When I think of my father and the holidays, I always think of him in the kitchen.  Cooking was one of his passions and holiday cooking beat all.  He spared no resource to prepare this special meal; no pot, no pan, no bowl was left untouched.  No spoon or baking dish, no counter space was left unutilized.  Daddy managed to fill every bit of our kitchen.


I grew up eating cornbread dressing; it was my father’s favorite (no “Yankee” dressing in his kitchen.)  We teased him that it had everything but the kitchen sink and we weren’t far off.  He started with the mirepoix, or as we called it chopped and sautéed onions, celery and carrots.  He added the giblets from the turkey, browned sausage, currents, hard-boiled egg, herbs galore and always three cornbread kits.  He made sure we had plenty.


We also always had my father’s specialty, asparagus pie.  That was a work of savory deliciousness, asparagus in a white sauce poured into a pie shell, topped with grated cheese and baked until bubbly.


Of course there were the requisite mashed potatoes, sweet potatoes, and green bean casserole (my specialty.)  There was fresh bread, salad, an exquisite turkey, browned perfectly and a beautiful ham.  And oh the desserts!  We had apple pie, pecan pie, pumpkin pie, chess cake and chocolate cake.  The house smelled like the holidays.  It smelled like home, like family, like love.


My dad was fearless in the kitchen.  He never shied from trying new recipes – even on the holiday.  For instance, once and only once, he made oyster dressing.  Not everyone’s favorite.  My dad was the model of calm in the storm that he created while preparing Christmas dinner.  He never seemed stressed or frustrated as he was working to get all that food out hot and on time.


The kitchen was his canvass and the dining tables were his completed works of art.  He would tell you that he was no artist.  I would beg to differ.


My father died February 18 this year.  Though I was with him when he took his last breath, there are moments when it is impossible to me that he is gone.  I miss those Christmas dinners.  I miss that nearly destroyed kitchen and those beautiful tables.  I miss my father.  As I reflect now, my father’s gifts were rich and abundant.  He gave food and beauty and heart.  He gave himself.  He gave love and he gave generously.

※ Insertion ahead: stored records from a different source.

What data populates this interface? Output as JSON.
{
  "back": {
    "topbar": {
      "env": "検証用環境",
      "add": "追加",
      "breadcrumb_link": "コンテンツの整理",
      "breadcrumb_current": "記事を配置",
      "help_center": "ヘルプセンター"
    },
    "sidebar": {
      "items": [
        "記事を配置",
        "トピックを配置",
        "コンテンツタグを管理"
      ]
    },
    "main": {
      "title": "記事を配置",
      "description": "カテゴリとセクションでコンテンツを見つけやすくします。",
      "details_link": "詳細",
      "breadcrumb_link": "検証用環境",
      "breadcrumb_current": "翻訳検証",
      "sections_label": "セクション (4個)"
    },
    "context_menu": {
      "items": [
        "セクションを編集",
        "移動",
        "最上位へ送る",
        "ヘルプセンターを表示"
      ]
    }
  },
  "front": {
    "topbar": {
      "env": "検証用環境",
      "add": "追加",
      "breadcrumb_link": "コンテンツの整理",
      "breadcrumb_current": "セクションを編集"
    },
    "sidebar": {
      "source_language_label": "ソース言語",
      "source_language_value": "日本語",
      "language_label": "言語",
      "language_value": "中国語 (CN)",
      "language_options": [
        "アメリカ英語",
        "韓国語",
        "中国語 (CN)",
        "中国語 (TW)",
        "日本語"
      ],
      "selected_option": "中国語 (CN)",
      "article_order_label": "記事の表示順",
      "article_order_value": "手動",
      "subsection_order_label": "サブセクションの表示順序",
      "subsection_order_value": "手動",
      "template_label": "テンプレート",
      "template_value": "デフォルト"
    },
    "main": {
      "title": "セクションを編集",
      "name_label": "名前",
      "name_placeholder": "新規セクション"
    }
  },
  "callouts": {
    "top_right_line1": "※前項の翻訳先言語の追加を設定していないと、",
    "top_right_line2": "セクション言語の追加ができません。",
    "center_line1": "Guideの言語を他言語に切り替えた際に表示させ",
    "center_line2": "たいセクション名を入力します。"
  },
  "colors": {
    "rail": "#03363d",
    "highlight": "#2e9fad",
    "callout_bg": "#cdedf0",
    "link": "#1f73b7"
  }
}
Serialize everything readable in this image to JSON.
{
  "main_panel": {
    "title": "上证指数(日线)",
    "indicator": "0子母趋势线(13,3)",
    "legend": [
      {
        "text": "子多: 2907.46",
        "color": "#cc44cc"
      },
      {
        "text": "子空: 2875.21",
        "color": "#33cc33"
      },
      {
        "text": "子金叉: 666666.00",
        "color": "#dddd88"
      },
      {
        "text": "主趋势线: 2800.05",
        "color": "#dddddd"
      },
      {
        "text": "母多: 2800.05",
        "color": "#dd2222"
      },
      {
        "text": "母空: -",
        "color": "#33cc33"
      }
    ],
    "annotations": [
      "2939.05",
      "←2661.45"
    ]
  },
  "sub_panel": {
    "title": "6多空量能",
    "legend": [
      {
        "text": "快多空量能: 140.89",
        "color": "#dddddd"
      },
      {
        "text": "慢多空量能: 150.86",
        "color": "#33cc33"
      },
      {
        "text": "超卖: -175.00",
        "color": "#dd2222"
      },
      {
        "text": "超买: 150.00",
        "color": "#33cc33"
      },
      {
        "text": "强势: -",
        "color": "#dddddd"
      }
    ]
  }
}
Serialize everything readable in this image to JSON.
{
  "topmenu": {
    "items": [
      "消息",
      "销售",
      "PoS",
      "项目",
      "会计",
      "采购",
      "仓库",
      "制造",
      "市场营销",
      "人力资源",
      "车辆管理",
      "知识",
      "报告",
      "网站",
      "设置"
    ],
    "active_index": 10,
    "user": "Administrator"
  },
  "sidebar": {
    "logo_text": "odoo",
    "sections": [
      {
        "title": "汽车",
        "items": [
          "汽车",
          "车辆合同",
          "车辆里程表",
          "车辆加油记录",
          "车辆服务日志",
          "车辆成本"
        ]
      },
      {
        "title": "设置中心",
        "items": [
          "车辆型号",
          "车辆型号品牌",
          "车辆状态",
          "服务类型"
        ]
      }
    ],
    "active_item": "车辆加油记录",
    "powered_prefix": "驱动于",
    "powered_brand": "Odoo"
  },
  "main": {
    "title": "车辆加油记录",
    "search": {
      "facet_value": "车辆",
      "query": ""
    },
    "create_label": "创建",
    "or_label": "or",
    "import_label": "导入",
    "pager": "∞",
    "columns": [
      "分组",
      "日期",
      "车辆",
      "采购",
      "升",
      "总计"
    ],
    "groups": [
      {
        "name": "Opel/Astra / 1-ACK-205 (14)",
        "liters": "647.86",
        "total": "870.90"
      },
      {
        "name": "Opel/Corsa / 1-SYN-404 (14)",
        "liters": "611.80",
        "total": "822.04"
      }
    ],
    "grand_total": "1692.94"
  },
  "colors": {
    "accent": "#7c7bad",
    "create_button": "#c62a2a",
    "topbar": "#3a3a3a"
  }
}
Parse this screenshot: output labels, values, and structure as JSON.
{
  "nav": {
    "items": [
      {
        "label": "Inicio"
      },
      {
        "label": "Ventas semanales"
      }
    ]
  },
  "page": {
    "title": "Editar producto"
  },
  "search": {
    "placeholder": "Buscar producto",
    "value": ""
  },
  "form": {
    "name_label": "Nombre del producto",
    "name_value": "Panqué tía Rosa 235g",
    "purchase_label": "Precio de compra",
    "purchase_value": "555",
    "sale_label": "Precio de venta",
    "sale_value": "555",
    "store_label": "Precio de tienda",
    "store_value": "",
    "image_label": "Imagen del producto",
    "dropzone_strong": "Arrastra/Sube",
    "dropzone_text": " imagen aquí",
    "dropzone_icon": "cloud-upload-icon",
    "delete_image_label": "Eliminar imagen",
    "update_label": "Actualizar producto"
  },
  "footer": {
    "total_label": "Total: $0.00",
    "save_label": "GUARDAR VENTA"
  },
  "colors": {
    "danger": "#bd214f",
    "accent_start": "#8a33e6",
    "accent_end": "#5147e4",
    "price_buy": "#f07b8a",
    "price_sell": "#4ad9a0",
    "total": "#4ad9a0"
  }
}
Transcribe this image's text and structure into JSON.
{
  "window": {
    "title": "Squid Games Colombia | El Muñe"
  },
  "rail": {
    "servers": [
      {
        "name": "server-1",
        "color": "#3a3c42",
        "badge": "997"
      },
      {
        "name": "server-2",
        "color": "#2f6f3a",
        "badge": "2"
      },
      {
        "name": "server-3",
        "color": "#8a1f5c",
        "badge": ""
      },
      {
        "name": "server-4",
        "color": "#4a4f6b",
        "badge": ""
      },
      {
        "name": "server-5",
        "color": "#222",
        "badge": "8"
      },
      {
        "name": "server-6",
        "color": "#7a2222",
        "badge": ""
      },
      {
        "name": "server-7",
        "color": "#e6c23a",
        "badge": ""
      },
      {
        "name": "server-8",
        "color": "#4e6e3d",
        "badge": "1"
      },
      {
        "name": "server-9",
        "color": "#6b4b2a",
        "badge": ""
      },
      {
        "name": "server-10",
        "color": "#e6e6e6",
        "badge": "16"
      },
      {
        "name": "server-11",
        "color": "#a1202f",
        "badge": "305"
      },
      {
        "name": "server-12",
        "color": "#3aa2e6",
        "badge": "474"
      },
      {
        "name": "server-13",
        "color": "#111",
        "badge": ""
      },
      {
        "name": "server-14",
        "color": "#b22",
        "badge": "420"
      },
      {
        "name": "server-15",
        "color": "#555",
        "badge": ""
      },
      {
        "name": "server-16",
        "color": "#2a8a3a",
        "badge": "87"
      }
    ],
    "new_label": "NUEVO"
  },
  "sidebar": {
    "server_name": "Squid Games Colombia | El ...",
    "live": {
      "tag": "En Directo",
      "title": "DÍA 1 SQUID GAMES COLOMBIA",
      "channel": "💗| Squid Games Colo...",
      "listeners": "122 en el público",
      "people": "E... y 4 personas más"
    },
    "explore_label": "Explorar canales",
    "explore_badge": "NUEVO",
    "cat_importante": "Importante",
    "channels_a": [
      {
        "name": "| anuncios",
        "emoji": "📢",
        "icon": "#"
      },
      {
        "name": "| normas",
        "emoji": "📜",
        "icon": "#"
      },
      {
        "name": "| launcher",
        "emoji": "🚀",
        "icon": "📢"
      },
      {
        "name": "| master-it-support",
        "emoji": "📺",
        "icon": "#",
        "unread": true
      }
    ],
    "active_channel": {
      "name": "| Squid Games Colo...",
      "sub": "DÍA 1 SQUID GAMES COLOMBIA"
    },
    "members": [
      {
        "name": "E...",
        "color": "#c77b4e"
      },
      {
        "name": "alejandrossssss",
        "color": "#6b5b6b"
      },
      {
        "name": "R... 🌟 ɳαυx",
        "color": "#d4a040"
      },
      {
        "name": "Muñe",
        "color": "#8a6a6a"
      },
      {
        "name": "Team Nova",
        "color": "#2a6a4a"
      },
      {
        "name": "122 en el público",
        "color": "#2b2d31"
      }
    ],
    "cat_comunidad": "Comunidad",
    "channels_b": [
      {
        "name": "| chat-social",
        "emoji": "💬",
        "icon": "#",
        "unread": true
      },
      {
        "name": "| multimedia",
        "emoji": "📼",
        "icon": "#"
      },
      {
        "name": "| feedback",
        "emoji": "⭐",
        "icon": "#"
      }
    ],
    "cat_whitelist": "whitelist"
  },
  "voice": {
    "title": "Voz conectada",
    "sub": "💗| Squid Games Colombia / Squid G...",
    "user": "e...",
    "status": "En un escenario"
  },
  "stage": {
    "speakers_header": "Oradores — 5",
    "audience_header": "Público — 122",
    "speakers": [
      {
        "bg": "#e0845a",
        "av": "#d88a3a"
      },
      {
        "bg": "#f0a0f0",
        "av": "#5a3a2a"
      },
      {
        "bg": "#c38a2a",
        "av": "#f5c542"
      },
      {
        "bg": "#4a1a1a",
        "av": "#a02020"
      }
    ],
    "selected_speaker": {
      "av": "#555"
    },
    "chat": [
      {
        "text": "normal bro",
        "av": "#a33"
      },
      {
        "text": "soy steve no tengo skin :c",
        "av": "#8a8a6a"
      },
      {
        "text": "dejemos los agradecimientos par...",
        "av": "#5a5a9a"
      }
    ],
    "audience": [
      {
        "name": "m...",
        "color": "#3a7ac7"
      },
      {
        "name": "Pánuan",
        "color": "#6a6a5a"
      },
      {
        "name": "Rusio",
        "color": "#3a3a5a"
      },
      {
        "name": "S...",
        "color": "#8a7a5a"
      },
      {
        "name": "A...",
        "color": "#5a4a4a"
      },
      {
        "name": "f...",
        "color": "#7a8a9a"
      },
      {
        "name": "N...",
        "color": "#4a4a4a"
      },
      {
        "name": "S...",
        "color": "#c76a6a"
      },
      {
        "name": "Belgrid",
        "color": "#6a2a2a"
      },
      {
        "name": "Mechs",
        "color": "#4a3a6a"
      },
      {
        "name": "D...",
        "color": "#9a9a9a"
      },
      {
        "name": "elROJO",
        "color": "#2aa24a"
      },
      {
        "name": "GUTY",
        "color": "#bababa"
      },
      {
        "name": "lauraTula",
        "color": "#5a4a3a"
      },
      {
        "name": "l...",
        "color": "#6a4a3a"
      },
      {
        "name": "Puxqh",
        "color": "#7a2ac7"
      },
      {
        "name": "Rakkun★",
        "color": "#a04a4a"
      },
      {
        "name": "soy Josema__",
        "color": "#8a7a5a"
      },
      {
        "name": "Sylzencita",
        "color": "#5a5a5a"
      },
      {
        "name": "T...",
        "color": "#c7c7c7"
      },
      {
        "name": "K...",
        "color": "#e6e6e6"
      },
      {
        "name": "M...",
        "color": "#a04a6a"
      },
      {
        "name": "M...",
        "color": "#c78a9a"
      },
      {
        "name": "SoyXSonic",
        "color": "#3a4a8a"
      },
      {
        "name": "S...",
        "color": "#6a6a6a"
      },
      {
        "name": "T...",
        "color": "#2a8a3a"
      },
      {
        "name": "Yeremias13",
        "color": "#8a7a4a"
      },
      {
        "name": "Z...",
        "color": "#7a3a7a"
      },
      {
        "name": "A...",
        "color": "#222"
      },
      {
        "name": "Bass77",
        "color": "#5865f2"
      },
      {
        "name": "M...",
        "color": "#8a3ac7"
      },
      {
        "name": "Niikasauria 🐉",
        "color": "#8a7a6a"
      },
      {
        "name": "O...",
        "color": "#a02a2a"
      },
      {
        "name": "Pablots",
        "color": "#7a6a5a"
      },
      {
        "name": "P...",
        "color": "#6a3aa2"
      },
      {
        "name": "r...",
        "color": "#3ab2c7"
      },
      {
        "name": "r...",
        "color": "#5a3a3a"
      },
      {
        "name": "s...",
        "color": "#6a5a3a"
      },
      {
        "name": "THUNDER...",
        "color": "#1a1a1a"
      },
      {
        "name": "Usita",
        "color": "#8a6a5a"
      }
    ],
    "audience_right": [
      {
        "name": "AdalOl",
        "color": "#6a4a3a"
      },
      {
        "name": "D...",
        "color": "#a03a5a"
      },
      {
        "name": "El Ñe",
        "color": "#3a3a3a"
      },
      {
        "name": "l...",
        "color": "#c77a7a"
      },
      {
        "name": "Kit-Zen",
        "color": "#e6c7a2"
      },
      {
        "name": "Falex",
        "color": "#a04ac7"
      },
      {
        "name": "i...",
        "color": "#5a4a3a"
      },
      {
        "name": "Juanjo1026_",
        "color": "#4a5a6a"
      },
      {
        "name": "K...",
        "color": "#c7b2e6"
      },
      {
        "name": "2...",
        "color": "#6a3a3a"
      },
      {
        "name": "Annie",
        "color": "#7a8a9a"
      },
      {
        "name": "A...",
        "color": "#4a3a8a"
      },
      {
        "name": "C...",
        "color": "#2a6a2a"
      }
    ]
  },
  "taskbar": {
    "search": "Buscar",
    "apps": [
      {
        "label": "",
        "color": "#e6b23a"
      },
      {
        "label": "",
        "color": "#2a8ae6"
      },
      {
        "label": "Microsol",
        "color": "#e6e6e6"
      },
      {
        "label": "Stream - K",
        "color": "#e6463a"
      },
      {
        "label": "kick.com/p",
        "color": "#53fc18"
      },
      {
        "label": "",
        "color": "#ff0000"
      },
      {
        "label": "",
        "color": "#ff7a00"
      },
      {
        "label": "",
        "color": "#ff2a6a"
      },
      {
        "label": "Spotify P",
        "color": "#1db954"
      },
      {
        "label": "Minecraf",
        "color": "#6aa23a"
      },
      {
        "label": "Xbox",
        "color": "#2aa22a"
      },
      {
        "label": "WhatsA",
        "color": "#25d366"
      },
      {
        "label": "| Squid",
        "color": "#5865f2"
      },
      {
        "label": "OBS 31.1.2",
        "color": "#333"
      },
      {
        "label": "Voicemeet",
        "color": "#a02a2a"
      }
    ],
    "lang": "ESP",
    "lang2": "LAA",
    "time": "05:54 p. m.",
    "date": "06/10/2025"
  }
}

My wish for you this holiday season is that you enjoy all the gifts given you over all of your life.  Those that were obvious when you received them and those that become obvious in memory.


Merry Christmas and Happy Holidays.